## Task directions
Could you restate every line of the data word for word?

## Recorded data
- - -
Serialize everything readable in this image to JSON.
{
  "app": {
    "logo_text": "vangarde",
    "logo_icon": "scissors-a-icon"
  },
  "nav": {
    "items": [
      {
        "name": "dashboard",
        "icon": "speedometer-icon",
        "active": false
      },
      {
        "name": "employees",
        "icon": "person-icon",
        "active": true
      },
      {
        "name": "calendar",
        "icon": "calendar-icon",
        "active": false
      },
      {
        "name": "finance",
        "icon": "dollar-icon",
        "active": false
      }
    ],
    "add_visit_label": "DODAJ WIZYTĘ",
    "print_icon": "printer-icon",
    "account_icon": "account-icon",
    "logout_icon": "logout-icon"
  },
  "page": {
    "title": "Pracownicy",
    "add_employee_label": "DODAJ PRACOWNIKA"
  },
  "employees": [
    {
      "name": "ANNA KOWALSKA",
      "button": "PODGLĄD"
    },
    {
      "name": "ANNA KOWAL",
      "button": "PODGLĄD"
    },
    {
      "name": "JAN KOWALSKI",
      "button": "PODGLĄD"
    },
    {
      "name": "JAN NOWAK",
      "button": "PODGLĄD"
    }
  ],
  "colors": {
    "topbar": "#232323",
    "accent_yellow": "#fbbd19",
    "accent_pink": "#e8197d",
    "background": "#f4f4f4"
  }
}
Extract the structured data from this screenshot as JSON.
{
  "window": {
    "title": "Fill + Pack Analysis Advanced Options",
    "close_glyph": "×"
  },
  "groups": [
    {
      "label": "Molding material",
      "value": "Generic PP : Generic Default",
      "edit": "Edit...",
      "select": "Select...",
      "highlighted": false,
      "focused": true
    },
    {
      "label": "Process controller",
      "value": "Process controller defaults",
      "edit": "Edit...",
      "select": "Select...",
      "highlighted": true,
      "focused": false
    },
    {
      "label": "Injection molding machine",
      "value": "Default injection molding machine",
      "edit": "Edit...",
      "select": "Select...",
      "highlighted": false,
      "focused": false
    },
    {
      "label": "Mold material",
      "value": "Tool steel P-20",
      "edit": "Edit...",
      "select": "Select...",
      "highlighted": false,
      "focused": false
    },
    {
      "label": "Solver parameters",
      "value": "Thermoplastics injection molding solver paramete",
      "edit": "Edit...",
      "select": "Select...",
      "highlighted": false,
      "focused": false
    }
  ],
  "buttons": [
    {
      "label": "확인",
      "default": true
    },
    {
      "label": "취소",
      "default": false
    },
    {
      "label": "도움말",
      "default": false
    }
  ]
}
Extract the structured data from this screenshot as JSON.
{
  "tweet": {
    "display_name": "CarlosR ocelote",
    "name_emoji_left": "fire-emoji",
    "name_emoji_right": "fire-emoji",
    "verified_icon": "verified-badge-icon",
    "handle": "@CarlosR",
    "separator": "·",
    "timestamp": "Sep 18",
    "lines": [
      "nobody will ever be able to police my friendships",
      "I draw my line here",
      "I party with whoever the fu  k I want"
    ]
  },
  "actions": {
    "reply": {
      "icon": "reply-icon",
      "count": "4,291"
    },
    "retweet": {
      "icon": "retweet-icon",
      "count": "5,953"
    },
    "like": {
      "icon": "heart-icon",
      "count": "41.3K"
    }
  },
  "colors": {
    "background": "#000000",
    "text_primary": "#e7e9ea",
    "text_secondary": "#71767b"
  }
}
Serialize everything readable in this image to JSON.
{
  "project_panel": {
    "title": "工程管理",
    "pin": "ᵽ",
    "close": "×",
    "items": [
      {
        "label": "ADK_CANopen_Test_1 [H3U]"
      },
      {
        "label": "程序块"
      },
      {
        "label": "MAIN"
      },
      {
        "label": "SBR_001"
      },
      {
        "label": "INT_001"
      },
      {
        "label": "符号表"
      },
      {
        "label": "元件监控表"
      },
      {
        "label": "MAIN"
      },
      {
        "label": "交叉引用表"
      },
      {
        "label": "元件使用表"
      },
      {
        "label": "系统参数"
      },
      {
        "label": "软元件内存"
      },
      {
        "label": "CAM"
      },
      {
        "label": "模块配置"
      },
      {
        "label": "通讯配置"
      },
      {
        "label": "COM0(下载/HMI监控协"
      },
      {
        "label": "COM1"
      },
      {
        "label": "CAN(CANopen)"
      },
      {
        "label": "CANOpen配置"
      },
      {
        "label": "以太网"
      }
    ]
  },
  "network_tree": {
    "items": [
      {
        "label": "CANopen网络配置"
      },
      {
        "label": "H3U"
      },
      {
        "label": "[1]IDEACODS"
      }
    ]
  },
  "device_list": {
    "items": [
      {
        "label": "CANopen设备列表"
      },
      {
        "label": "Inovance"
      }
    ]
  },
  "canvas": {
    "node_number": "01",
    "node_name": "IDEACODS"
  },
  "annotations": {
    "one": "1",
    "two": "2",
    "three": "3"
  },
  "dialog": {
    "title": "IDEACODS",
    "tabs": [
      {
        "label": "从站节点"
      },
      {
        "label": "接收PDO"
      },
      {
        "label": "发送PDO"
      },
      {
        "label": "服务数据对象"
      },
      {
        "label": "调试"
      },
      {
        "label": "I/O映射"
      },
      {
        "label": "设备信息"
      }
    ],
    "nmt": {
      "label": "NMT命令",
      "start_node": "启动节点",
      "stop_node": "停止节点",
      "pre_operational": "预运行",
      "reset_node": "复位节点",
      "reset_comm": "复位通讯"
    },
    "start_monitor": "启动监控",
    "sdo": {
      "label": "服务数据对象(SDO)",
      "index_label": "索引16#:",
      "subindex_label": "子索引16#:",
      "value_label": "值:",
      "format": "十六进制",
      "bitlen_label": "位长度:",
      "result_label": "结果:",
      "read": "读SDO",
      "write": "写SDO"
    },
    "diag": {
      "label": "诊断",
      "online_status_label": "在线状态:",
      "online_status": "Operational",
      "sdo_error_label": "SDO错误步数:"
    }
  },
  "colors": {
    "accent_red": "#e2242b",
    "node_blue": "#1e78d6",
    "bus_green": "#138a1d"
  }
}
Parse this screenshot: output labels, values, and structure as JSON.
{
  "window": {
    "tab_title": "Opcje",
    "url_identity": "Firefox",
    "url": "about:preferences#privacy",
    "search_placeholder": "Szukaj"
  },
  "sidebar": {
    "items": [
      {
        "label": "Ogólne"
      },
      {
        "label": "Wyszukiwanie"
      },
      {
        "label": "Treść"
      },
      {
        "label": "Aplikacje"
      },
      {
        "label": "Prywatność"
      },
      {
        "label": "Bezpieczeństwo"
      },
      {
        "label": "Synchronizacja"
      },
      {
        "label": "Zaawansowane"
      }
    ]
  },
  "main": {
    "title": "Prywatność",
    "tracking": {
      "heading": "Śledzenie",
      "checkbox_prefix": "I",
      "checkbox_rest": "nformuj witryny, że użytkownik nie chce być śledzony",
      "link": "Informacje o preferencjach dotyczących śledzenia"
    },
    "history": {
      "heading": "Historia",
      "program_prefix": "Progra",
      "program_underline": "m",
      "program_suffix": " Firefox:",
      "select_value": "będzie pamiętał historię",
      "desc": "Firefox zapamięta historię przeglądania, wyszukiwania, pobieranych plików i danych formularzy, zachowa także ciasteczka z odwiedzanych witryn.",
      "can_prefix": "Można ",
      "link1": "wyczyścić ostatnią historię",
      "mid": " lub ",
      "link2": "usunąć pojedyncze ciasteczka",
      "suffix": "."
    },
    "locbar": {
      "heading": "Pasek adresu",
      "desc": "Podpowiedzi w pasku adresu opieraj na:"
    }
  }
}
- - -
## Solution
Serialize everything readable in this image to JSON.
{
  "app": {
    "logo_text": "vangarde",
    "logo_icon": "scissors-a-icon"
  },
  "nav": {
    "items": [
      {
        "name": "dashboard",
        "icon": "speedometer-icon",
        "active": false
      },
      {
        "name": "employees",
        "icon": "person-icon",
        "active": true
      },
      {
        "name": "calendar",
        "icon": "calendar-icon",
        "active": false
      },
      {
        "name": "finance",
        "icon": "dollar-icon",
        "active": false
      }
    ],
    "add_visit_label": "DODAJ WIZYTĘ",
    "print_icon": "printer-icon",
    "account_icon": "account-icon",
    "logout_icon": "logout-icon"
  },
  "page": {
    "title": "Pracownicy",
    "add_employee_label": "DODAJ PRACOWNIKA"
  },
  "employees": [
    {
      "name": "ANNA KOWALSKA",
      "button": "PODGLĄD"
    },
    {
      "name": "ANNA KOWAL",
      "button": "PODGLĄD"
    },
    {
      "name": "JAN KOWALSKI",
      "button": "PODGLĄD"
    },
    {
      "name": "JAN NOWAK",
      "button": "PODGLĄD"
    }
  ],
  "colors": {
    "topbar": "#232323",
    "accent_yellow": "#fbbd19",
    "accent_pink": "#e8197d",
    "background": "#f4f4f4"
  }
}
Extract the structured data from this screenshot as JSON.
{
  "window": {
    "title": "Fill + Pack Analysis Advanced Options",
    "close_glyph": "×"
  },
  "groups": [
    {
      "label": "Molding material",
      "value": "Generic PP : Generic Default",
      "edit": "Edit...",
      "select": "Select...",
      "highlighted": false,
      "focused": true
    },
    {
      "label": "Process controller",
      "value": "Process controller defaults",
      "edit": "Edit...",
      "select": "Select...",
      "highlighted": true,
      "focused": false
    },
    {
      "label": "Injection molding machine",
      "value": "Default injection molding machine",
      "edit": "Edit...",
      "select": "Select...",
      "highlighted": false,
      "focused": false
    },
    {
      "label": "Mold material",
      "value": "Tool steel P-20",
      "edit": "Edit...",
      "select": "Select...",
      "highlighted": false,
      "focused": false
    },
    {
      "label": "Solver parameters",
      "value": "Thermoplastics injection molding solver paramete",
      "edit": "Edit...",
      "select": "Select...",
      "highlighted": false,
      "focused": false
    }
  ],
  "buttons": [
    {
      "label": "확인",
      "default": true
    },
    {
      "label": "취소",
      "default": false
    },
    {
      "label": "도움말",
      "default": false
    }
  ]
}
Extract the structured data from this screenshot as JSON.
{
  "tweet": {
    "display_name": "CarlosR ocelote",
    "name_emoji_left": "fire-emoji",
    "name_emoji_right": "fire-emoji",
    "verified_icon": "verified-badge-icon",
    "handle": "@CarlosR",
    "separator": "·",
    "timestamp": "Sep 18",
    "lines": [
      "nobody will ever be able to police my friendships",
      "I draw my line here",
      "I party with whoever the fu  k I want"
    ]
  },
  "actions": {
    "reply": {
      "icon": "reply-icon",
      "count": "4,291"
    },
    "retweet": {
      "icon": "retweet-icon",
      "count": "5,953"
    },
    "like": {
      "icon": "heart-icon",
      "count": "41.3K"
    }
  },
  "colors": {
    "background": "#000000",
    "text_primary": "#e7e9ea",
    "text_secondary": "#71767b"
  }
}
Serialize everything readable in this image to JSON.
{
  "project_panel": {
    "title": "工程管理",
    "pin": "ᵽ",
    "close": "×",
    "items": [
      {
        "label": "ADK_CANopen_Test_1 [H3U]"
      },
      {
        "label": "程序块"
      },
      {
        "label": "MAIN"
      },
      {
        "label": "SBR_001"
      },
      {
        "label": "INT_001"
      },
      {
        "label": "符号表"
      },
      {
        "label": "元件监控表"
      },
      {
        "label": "MAIN"
      },
      {
        "label": "交叉引用表"
      },
      {
        "label": "元件使用表"
      },
      {
        "label": "系统参数"
      },
      {
        "label": "软元件内存"
      },
      {
        "label": "CAM"
      },
      {
        "label": "模块配置"
      },
      {
        "label": "通讯配置"
      },
      {
        "label": "COM0(下载/HMI监控协"
      },
      {
        "label": "COM1"
      },
      {
        "label": "CAN(CANopen)"
      },
      {
        "label": "CANOpen配置"
      },
      {
        "label": "以太网"
      }
    ]
  },
  "network_tree": {
    "items": [
      {
        "label": "CANopen网络配置"
      },
      {
        "label": "H3U"
      },
      {
        "label": "[1]IDEACODS"
      }
    ]
  },
  "device_list": {
    "items": [
      {
        "label": "CANopen设备列表"
      },
      {
        "label": "Inovance"
      }
    ]
  },
  "canvas": {
    "node_number": "01",
    "node_name": "IDEACODS"
  },
  "annotations": {
    "one": "1",
    "two": "2",
    "three": "3"
  },
  "dialog": {
    "title": "IDEACODS",
    "tabs": [
      {
        "label": "从站节点"
      },
      {
        "label": "接收PDO"
      },
      {
        "label": "发送PDO"
      },
      {
        "label": "服务数据对象"
      },
      {
        "label": "调试"
      },
      {
        "label": "I/O映射"
      },
      {
        "label": "设备信息"
      }
    ],
    "nmt": {
      "label": "NMT命令",
      "start_node": "启动节点",
      "stop_node": "停止节点",
      "pre_operational": "预运行",
      "reset_node": "复位节点",
      "reset_comm": "复位通讯"
    },
    "start_monitor": "启动监控",
    "sdo": {
      "label": "服务数据对象(SDO)",
      "index_label": "索引16#:",
      "subindex_label": "子索引16#:",
      "value_label": "值:",
      "format": "十六进制",
      "bitlen_label": "位长度:",
      "result_label": "结果:",
      "read": "读SDO",
      "write": "写SDO"
    },
    "diag": {
      "label": "诊断",
      "online_status_label": "在线状态:",
      "online_status": "Operational",
      "sdo_error_label": "SDO错误步数:"
    }
  },
  "colors": {
    "accent_red": "#e2242b",
    "node_blue": "#1e78d6",
    "bus_green": "#138a1d"
  }
}
Parse this screenshot: output labels, values, and structure as JSON.
{
  "window": {
    "tab_title": "Opcje",
    "url_identity": "Firefox",
    "url": "about:preferences#privacy",
    "search_placeholder": "Szukaj"
  },
  "sidebar": {
    "items": [
      {
        "label": "Ogólne"
      },
      {
        "label": "Wyszukiwanie"
      },
      {
        "label": "Treść"
      },
      {
        "label": "Aplikacje"
      },
      {
        "label": "Prywatność"
      },
      {
        "label": "Bezpieczeństwo"
      },
      {
        "label": "Synchronizacja"
      },
      {
        "label": "Zaawansowane"
      }
    ]
  },
  "main": {
    "title": "Prywatność",
    "tracking": {
      "heading": "Śledzenie",
      "checkbox_prefix": "I",
      "checkbox_rest": "nformuj witryny, że użytkownik nie chce być śledzony",
      "link": "Informacje o preferencjach dotyczących śledzenia"
    },
    "history": {
      "heading": "Historia",
      "program_prefix": "Progra",
      "program_underline": "m",
      "program_suffix": " Firefox:",
      "select_value": "będzie pamiętał historię",
      "desc": "Firefox zapamięta historię przeglądania, wyszukiwania, pobieranych plików i danych formularzy, zachowa także ciasteczka z odwiedzanych witryn.",
      "can_prefix": "Można ",
      "link1": "wyczyścić ostatnią historię",
      "mid": " lub ",
      "link2": "usunąć pojedyncze ciasteczka",
      "suffix": "."
    },
    "locbar": {
      "heading": "Pasek adresu",
      "desc": "Podpowiedzi w pasku adresu opieraj na:"
    }
  }
}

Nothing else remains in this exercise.